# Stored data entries
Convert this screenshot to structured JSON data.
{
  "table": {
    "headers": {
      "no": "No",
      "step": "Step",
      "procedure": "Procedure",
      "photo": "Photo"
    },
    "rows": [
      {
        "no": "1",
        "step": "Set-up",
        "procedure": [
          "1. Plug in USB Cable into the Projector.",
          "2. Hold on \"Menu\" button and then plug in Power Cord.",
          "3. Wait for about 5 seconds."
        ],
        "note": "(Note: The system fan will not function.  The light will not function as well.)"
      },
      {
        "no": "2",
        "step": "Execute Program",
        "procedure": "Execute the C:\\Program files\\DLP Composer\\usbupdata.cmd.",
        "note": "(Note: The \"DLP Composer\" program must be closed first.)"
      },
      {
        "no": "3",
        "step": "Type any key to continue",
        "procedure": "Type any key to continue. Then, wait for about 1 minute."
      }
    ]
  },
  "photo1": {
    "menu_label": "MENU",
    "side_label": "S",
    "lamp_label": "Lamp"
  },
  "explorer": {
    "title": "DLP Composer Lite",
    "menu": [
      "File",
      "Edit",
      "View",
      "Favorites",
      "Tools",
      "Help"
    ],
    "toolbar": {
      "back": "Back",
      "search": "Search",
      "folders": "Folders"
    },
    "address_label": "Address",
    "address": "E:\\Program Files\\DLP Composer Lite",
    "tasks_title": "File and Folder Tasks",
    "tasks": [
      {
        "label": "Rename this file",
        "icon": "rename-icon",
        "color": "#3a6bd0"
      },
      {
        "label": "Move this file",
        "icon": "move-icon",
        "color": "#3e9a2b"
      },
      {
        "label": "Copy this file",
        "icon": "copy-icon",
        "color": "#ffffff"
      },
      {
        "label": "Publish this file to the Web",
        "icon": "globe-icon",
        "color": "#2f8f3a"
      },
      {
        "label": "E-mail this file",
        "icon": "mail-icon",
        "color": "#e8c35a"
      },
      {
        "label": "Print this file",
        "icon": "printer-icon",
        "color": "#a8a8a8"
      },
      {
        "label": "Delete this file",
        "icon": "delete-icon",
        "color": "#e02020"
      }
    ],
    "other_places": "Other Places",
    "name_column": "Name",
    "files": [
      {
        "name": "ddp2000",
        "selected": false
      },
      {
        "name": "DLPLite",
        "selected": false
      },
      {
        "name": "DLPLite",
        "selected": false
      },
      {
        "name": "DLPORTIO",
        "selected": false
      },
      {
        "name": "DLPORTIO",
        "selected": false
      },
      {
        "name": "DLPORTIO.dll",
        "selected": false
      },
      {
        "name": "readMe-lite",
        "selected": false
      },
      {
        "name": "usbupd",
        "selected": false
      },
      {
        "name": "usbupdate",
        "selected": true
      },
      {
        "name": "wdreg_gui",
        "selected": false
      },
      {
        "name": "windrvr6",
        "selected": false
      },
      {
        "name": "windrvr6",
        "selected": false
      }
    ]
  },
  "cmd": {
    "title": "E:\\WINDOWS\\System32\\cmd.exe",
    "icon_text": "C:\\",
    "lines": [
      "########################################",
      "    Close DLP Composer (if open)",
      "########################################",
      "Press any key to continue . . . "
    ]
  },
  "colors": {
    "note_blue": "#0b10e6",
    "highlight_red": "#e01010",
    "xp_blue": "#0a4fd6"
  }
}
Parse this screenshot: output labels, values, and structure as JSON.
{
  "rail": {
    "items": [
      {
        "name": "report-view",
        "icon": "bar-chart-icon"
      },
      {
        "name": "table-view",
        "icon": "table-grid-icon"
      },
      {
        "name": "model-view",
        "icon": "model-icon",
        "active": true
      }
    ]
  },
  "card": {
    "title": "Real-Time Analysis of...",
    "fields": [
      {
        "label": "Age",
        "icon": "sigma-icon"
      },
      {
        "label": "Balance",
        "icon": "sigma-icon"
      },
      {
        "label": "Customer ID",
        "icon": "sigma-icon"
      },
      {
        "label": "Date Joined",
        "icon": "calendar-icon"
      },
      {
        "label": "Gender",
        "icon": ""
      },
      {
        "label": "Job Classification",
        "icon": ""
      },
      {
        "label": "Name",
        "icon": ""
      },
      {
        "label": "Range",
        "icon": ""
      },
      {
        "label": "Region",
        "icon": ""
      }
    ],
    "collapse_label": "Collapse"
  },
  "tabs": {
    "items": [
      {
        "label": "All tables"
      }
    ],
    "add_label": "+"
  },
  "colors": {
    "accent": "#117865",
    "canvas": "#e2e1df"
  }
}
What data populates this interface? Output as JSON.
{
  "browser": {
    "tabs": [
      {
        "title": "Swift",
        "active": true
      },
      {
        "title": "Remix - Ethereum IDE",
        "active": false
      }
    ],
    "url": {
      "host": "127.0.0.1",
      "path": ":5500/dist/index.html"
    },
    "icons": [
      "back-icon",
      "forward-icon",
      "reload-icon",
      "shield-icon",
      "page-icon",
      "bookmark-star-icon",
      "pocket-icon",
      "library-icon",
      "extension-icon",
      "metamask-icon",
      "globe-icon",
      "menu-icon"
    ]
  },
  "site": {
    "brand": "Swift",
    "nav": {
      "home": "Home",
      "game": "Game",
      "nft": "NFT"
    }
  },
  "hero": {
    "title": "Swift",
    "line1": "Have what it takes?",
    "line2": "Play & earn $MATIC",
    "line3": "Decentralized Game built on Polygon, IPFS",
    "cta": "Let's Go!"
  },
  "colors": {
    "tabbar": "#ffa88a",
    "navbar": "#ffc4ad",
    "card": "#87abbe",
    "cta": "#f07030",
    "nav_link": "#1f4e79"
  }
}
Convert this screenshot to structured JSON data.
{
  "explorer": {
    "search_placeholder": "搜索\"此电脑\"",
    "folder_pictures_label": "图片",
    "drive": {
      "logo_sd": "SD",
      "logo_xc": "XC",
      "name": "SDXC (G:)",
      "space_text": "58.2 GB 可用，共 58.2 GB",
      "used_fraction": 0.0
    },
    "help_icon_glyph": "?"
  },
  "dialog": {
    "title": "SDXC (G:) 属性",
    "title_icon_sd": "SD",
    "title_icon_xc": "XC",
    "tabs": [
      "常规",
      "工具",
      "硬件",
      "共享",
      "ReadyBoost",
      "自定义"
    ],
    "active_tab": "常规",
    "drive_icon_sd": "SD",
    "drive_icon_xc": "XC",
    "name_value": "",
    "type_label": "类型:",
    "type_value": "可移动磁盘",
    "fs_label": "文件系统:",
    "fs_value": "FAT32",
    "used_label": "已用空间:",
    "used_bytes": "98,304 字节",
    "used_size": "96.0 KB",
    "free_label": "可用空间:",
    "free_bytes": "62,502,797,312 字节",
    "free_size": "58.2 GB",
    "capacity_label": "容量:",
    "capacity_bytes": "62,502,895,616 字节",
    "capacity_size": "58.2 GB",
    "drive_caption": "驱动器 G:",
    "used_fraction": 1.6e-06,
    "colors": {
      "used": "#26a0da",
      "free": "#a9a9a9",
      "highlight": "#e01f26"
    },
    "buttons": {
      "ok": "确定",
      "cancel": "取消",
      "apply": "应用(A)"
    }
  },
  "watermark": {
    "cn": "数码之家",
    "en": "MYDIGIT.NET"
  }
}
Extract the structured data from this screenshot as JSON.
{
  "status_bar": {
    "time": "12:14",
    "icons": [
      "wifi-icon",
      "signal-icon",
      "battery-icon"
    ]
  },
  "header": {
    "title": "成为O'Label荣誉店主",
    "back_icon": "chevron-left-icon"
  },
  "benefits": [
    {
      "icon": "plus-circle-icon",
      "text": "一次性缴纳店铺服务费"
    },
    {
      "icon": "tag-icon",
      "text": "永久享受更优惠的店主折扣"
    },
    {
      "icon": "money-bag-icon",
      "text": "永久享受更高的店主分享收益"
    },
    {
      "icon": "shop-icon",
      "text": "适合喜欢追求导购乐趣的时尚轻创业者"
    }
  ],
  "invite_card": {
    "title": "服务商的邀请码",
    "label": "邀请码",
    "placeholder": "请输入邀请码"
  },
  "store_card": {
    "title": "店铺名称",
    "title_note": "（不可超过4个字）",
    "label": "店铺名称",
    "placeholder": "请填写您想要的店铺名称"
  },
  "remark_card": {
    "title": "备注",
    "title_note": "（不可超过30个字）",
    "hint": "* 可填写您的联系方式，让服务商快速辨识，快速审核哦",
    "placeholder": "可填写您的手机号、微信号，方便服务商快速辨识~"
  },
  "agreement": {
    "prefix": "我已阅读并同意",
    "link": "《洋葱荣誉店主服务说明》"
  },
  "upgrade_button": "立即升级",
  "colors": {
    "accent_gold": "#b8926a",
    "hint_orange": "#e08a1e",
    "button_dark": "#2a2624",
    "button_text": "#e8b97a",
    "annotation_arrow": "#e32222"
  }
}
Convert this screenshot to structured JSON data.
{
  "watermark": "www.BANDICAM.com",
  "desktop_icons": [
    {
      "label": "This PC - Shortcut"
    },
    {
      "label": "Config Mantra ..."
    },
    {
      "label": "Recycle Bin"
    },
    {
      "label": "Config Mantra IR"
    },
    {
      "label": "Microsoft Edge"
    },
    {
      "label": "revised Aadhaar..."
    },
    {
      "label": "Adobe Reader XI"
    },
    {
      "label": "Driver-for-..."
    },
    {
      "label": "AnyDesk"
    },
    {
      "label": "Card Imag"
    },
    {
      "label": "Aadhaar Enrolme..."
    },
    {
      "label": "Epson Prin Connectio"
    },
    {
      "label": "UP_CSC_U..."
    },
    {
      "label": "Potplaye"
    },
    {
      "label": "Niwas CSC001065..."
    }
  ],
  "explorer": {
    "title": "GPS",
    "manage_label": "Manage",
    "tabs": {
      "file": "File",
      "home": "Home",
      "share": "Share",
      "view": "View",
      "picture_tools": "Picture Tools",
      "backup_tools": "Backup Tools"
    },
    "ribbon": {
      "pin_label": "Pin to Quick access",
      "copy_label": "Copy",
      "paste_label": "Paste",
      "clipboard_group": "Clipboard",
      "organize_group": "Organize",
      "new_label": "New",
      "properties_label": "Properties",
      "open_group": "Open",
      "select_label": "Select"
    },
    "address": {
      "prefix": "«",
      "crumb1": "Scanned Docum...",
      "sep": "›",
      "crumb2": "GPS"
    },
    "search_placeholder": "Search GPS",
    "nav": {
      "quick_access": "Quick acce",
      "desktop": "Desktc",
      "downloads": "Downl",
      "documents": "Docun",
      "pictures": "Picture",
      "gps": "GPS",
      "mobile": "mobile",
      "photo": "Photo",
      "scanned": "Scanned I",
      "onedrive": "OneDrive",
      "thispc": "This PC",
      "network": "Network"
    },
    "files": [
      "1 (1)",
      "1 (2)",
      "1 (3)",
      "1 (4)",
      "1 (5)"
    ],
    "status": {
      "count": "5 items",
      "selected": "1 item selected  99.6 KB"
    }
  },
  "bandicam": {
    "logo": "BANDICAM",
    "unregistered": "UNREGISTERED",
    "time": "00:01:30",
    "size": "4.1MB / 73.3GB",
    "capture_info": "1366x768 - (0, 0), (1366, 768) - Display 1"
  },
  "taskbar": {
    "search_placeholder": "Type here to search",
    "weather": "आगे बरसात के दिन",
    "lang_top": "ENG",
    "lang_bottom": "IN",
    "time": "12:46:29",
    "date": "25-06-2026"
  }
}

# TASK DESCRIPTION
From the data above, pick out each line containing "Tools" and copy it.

# TASK RESULT
      "Tools",
      "picture_tools": "Picture Tools",
      "backup_tools": "Backup Tools"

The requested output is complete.